- One thing I have often thought about is trying to build a quasi-alternating series out of the reciprocals of the primes, so that:

- the reciprocal of every prime of the form 4n+1 is a positive term

- the reciprocal of every prime of the form 4n+3 is a negative term

- the reciprocal of 2 is a positive term, both because it is like primes of the form 4n+1 in being expressible as two squares and because such a result I imagine as necessary to give a positive sum to the whole series

The first fifty terms of the series, to give you the idea, would be:

(1/2)-(1/3)+(1/5)-(1/7)-(1/11)+(1/13)+(1/17)-(1/19)-(1/23)+(1/29)-(1/31)+(1/37)+(1/41)-(1/43)-(1/47)+(1/53)-(1/59)+(1/61)-(1/67)-(1/71)+(1/73)-(1/79)-(1/83)+(1/89)+(1/97)+(1/101)-(1/103)-(1/107)+(1/109)+(1/113)-(1/127)-(1/131)+(1/137)-(1/139)+(1/149)-(1/151)+(1/157)-(1/163)-(1/167)+(1/173)-(1/179)+(1/181)-(1/191)+(1/193)+(1/197)-(1/199)-(1/211)-(1/223)-(1/227)+(1/229)

I have summed this series using a hand calculator as far as 2500 (the first 365 primes) and found that it appears to ultimately converge to some number between 0.165 and 0.170, though sequences of positive and negative terms can be found if you look above at the early terms and make the ultimate sum hard to estimate without software which I cannot access.

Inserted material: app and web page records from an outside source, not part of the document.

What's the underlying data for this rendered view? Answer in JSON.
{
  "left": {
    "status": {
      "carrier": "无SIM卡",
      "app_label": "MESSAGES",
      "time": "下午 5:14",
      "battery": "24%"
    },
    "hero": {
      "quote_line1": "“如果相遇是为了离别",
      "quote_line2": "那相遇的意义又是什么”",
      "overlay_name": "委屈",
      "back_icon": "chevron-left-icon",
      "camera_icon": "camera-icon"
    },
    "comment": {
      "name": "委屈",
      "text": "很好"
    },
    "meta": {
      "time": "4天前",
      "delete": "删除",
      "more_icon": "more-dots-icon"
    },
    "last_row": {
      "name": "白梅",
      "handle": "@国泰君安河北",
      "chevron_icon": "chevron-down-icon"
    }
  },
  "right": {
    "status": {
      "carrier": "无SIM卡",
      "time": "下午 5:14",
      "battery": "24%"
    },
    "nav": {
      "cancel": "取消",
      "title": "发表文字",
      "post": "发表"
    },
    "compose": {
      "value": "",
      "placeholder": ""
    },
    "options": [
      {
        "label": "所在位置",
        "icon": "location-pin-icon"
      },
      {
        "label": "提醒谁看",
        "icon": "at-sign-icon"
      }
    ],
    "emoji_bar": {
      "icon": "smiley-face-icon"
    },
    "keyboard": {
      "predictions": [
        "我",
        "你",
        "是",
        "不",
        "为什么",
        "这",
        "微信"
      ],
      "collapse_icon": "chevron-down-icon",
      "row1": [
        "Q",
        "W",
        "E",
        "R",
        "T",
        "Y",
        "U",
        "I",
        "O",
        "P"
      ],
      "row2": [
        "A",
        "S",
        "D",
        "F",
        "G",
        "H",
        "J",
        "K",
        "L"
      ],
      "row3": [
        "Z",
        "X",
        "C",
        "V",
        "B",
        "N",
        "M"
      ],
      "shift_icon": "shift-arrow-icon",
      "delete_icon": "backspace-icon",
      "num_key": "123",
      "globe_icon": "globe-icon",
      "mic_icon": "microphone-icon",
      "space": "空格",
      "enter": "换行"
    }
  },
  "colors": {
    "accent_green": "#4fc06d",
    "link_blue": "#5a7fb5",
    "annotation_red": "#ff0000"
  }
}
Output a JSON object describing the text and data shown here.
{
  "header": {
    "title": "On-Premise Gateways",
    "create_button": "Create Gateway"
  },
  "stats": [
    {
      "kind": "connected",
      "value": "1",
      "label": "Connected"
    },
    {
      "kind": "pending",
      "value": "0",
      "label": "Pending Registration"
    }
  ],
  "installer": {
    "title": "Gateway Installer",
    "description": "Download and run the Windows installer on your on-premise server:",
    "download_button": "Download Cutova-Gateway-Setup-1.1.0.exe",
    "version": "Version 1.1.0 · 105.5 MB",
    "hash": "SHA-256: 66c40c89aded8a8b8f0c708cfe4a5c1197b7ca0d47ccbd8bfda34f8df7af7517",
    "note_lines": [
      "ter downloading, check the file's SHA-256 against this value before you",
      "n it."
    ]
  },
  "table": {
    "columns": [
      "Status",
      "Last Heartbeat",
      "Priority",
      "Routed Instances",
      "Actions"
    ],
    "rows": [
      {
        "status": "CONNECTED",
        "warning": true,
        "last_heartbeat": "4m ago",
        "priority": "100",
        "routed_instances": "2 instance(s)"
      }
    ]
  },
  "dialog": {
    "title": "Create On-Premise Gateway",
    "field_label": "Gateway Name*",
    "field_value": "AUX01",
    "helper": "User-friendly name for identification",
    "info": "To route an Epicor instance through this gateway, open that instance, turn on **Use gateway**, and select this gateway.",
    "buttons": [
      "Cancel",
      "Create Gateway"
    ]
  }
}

By analogy with the alternating harmonic series and the fact that primes of form 4n+1 and 4n+3 will be equal in number, I have little doubt this series must (conditionally) converge. I have long wondered if there is a formula for the sum. I have often imagined the sum in terms of ln(lnk) but realise this is logically unlikely.

Can anyone confirm that this quasi-alternating series really does converge and provide some information about the sum? - --- In primenumbers@yahoogroups.com,

"djbroadhurst" <d.broadhurst@...> wrote:

> how to obtain 70 good digits, using no odd prime at all

Off-list, Maximilian Hasler asked, amusingly:

> Can this method also be used to produce reliable

In fact, polling the odd primes really helps:

> statistics without using any data?

> If you can generalize your method, there will be

> no more polls needed at all...

> Do you realize that you are working towards a

> democracy where the government will know what the

> people wants even without them having to vote?

I found 10,000 good digits in 7 minutes, by consulting

the 24 odd primes p < 100. The result is in

http://physics.open.ac.uk/~dbroadhu/cert/cohenbig.out

David (campaign for a discriminating democracy)